We’ve all experienced itching, whether it’s an absentminded tickle or a persistent scratching. Itching, also known as pruritus, is normally a temporary problem that will resolve on its own. However, if it is persistent or irritating for long periods of time, you may wish to see your GP to check if there is an underlying cause they can treat, or if there is anything you can use for symptom relief. Read on to find out what our doctors here at London Doctors Clinic want you to know about itchy skin!


Itchy Skin: When To See A Doctor

There are a number of reasons why you should visit your GP with itchy skin. These include:

  • Itchy skin and a rash
  • Swelling or yellowing of the skin and the whites of your eyes
  • If it lasts for a long time or is particularly severe
  • If it keeps coming back
  • If it is all over your body

Itching can occur in various places at once or may be localised to just one spot. In some cases it may be difficult to work out the root cause of the itching and you may be given advice on how to minimise the itching or treat the itching on its own. It may be associated with patches of redness, dry, leathery or scaly skin, bumps, spots or blisters. The more you scratch, the itchier it gets, so it is important to try and break the scratch-itch cycle as soon as you can, to avoid breaking the skin or causing an infection or scarring.


Why Is My Skin Itchy?

Common causes of itching include:
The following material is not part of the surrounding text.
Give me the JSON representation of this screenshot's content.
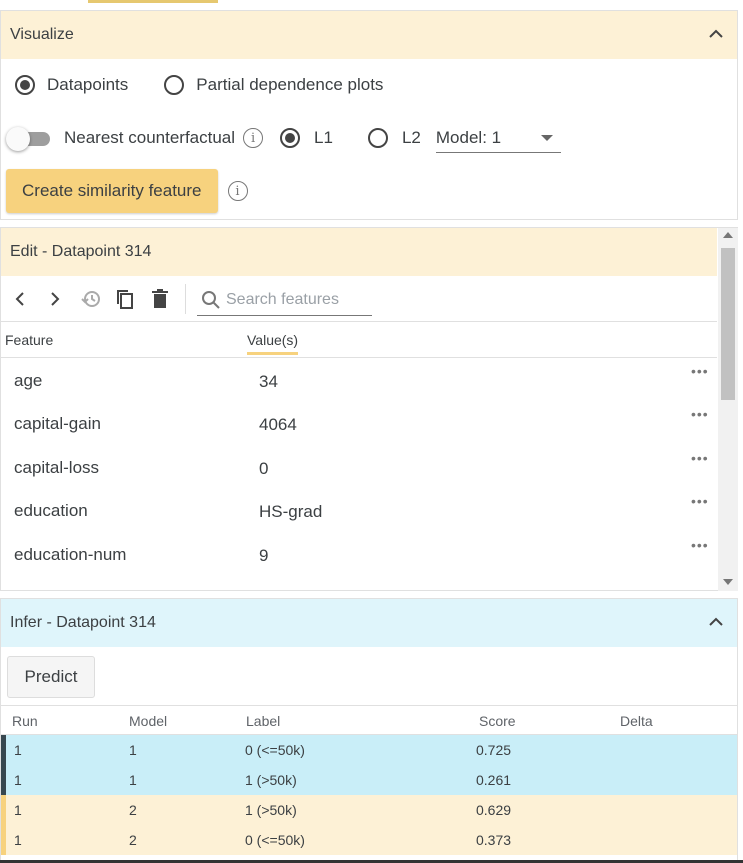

  • Skin conditions such as eczema
  • Dry skin
  • Certain medications
  • Skin reactions or allergies
  • Insect bites and stings
  • Hormonal changes (such as pregnancy or menopause)
  • Fungal infections such as athlete's foot
  • Parasitic infections such as ringworm
  • Underlying conditions that include the liver, kidney or thyroid gland



Dry skin can cause irritation and itching


Underlying Conditions Causing Itching

There are many underlying internal conditions that can cause itching. These include:

These conditions normally cause an itching that affects the whole body, however the skin looks normal (apart from the areas that have been scratched). Conditions that affect the nervous system can also cause itching, such as:


How Can The GP Help?

Your GP or private doctor will ask you questions about your itching including when it occurs, whether anything makes it better or worse, whether you notice it after a particular activity or whether you have noticed any other symptoms. They will also examine your skin to see if they can see any clues (such as a rash) as to the cause of the itching.

They may take a skin swab to test for the cause of your itching, or a blood test to measure your liver function, kidney function or thyroid function.

There are also various things you can try at home to try and relieve itching, including:

  • Patting or rubbing the affected area instead of scratching it
  • Applying a cold compress
  • Applying a moisturiser or emollient
  • Changing the personal hygiene products you use to those without perfume
  • Avoiding any clothes that may irritate your skin
  • Purchasing over the counter antihistamines



Applying a moisturiser can relieve itching skin


There are certain things that you may find cause your skin to be itchy, and these can include perfumes, wool, soaps or dyes and chemicals. Some people with allergies can also find that holding the item they are allergic to can cause their skin to become itchy; this is known as contact dermatitis.

Treatment specifically for the itching can include corticosteroid creams. When you apply the cream, you should then apply a cold wet compress to help the cream to be absorbed by your skin and to reduce the itch. If the itching area isn’t large, some medications known as calcineurin inhibitors can be prescribed.

So if you're struggling with any skin problems, including itchiness, and are searching for a "doctor near me", don't hesitate to book in for a GP consultation at any of our central London clinics, and our doctors can provide the necessary advice and treatment you may require there and then!

By Katie Hodgkinson